[Records from a collection]
○ ○ ○ ○ ○ ○ ○

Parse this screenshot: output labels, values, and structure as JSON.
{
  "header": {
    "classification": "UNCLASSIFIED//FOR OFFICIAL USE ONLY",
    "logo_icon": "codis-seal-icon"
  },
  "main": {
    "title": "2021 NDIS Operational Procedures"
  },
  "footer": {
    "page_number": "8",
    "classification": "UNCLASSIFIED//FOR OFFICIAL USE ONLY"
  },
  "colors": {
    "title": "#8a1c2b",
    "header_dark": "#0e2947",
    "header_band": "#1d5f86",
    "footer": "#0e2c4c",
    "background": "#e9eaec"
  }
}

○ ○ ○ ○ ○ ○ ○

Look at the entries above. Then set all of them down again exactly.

Parse this screenshot: output labels, values, and structure as JSON.
{
  "header": {
    "classification": "UNCLASSIFIED//FOR OFFICIAL USE ONLY",
    "logo_icon": "codis-seal-icon"
  },
  "main": {
    "title": "2021 NDIS Operational Procedures"
  },
  "footer": {
    "page_number": "8",
    "classification": "UNCLASSIFIED//FOR OFFICIAL USE ONLY"
  },
  "colors": {
    "title": "#8a1c2b",
    "header_dark": "#0e2947",
    "header_band": "#1d5f86",
    "footer": "#0e2c4c",
    "background": "#e9eaec"
  }
}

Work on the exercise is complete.